## [Activity]
Which lines in the records below contain the word "rows"? Report each of them.

Excerpts from an interface dataset
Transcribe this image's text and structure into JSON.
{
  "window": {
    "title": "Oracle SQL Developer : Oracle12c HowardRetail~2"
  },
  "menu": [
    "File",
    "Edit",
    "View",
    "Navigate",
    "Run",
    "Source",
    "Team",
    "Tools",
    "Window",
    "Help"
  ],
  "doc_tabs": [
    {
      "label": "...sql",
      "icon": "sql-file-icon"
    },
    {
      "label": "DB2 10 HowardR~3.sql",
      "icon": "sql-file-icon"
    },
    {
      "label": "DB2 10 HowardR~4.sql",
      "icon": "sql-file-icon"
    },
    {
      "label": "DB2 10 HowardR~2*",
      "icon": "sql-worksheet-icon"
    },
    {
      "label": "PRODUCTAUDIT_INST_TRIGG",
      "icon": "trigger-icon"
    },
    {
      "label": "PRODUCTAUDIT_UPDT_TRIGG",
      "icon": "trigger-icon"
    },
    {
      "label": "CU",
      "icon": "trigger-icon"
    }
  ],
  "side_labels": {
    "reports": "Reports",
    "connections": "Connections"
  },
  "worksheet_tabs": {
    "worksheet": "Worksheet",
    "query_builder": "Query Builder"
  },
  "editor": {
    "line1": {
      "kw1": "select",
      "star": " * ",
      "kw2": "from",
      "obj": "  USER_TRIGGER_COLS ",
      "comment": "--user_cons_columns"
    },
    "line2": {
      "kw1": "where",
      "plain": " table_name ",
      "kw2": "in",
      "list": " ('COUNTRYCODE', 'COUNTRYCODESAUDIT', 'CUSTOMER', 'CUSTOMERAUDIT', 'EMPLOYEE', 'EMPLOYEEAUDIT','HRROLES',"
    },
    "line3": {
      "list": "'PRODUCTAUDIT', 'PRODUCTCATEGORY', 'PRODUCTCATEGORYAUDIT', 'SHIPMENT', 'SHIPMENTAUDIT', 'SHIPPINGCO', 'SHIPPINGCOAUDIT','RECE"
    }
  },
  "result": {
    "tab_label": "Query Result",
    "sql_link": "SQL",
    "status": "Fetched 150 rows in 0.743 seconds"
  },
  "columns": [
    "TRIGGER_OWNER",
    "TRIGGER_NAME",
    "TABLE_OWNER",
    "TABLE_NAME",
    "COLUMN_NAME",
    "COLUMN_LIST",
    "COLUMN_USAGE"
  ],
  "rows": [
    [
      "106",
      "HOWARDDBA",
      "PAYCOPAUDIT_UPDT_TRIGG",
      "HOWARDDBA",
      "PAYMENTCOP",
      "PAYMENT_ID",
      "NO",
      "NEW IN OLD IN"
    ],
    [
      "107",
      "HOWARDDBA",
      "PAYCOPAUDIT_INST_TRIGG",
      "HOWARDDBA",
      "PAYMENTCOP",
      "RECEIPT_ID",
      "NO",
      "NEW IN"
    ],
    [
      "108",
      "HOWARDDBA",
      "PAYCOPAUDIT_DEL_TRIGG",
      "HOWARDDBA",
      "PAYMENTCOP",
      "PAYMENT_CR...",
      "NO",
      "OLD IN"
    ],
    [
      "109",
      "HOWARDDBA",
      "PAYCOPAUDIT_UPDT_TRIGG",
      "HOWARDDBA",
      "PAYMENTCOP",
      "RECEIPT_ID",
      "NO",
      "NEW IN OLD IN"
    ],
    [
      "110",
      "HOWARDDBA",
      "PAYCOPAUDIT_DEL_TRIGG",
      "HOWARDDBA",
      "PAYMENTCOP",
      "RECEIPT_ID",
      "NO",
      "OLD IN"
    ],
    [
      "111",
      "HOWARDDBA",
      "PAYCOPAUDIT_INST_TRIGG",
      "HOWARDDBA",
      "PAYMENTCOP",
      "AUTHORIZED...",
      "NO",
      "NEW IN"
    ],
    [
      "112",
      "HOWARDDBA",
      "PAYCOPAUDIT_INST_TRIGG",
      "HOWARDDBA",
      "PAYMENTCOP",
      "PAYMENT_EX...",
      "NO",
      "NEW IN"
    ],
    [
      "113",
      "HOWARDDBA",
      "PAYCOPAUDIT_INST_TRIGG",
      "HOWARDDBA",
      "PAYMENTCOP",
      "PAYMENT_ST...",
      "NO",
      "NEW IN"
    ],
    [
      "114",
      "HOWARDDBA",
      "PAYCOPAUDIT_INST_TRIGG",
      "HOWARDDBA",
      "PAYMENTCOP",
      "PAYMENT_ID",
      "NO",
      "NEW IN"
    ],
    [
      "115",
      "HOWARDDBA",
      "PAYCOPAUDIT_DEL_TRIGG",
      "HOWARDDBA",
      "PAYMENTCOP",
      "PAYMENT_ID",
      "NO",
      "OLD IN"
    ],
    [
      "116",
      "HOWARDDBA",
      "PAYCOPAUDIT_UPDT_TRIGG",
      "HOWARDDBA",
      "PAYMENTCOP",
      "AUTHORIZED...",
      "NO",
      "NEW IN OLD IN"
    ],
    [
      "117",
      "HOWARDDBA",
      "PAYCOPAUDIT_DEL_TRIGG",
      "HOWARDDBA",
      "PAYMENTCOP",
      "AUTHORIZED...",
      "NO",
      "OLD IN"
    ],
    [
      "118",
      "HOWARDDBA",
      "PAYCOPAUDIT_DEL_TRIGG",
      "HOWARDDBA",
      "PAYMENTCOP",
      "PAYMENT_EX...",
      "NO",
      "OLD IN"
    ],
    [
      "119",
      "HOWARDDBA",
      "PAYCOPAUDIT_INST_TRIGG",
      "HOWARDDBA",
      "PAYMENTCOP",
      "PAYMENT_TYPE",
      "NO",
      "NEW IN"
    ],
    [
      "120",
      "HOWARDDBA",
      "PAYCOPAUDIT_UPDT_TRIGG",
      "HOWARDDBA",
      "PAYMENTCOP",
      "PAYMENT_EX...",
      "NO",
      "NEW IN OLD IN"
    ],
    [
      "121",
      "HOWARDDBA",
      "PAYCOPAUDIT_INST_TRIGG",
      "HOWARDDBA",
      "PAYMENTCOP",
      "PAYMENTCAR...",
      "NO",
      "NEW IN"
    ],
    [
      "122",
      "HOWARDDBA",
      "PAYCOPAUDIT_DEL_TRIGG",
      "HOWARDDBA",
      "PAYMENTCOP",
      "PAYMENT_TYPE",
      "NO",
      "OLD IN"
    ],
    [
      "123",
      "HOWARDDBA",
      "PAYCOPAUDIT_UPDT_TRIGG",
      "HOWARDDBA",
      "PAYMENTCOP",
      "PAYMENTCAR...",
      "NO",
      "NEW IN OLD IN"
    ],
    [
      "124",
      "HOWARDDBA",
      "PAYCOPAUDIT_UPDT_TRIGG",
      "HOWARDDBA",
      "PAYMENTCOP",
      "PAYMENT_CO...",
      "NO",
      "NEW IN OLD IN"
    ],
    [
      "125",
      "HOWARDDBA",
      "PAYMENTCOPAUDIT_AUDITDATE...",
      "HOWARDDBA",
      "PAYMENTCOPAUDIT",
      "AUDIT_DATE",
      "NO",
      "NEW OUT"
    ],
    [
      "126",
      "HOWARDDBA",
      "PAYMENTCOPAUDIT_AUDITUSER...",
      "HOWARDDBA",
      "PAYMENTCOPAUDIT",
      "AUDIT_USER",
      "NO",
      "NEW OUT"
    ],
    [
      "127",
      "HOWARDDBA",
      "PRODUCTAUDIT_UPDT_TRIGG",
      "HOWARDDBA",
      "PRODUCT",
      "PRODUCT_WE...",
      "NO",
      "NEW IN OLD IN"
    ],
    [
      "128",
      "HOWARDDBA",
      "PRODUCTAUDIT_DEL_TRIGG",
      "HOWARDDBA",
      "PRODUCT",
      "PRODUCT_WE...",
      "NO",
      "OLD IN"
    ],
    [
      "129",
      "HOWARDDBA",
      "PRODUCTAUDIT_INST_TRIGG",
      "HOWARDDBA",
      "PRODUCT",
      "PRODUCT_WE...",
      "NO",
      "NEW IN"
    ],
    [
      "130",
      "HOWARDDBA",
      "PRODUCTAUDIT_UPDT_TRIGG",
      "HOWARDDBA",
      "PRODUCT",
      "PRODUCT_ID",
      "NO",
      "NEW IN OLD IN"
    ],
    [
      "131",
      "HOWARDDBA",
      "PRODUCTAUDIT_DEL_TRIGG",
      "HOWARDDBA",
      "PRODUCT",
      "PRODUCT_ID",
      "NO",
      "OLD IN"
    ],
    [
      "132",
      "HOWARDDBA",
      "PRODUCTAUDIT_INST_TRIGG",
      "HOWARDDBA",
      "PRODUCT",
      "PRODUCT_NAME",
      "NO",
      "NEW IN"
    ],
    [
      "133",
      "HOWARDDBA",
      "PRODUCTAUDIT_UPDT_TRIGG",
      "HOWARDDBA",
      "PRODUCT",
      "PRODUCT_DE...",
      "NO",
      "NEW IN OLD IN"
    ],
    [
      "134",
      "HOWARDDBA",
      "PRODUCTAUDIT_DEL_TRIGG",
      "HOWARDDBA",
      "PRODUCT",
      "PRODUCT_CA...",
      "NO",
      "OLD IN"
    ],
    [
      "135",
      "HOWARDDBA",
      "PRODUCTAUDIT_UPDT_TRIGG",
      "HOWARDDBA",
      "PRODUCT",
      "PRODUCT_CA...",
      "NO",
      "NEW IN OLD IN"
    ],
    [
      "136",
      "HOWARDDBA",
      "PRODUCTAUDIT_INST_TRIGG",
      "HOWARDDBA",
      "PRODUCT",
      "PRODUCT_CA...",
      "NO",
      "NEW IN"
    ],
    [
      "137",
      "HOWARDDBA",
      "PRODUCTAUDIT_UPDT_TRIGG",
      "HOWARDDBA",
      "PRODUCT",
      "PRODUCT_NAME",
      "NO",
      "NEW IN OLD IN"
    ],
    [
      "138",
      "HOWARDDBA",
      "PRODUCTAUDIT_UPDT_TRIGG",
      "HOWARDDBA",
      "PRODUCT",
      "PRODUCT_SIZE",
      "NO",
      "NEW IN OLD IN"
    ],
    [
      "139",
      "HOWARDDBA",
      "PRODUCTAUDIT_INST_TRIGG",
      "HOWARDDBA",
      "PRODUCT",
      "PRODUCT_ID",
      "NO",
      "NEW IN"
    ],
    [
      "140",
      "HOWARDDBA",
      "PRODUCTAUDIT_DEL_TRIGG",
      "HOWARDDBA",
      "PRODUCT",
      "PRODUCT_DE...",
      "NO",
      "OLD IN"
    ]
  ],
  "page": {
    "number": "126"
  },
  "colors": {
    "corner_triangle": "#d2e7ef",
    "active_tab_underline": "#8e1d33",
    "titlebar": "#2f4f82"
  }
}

## [Written response]
    "status": "Fetched 150 rows in 0.743 seconds"
  "rows": [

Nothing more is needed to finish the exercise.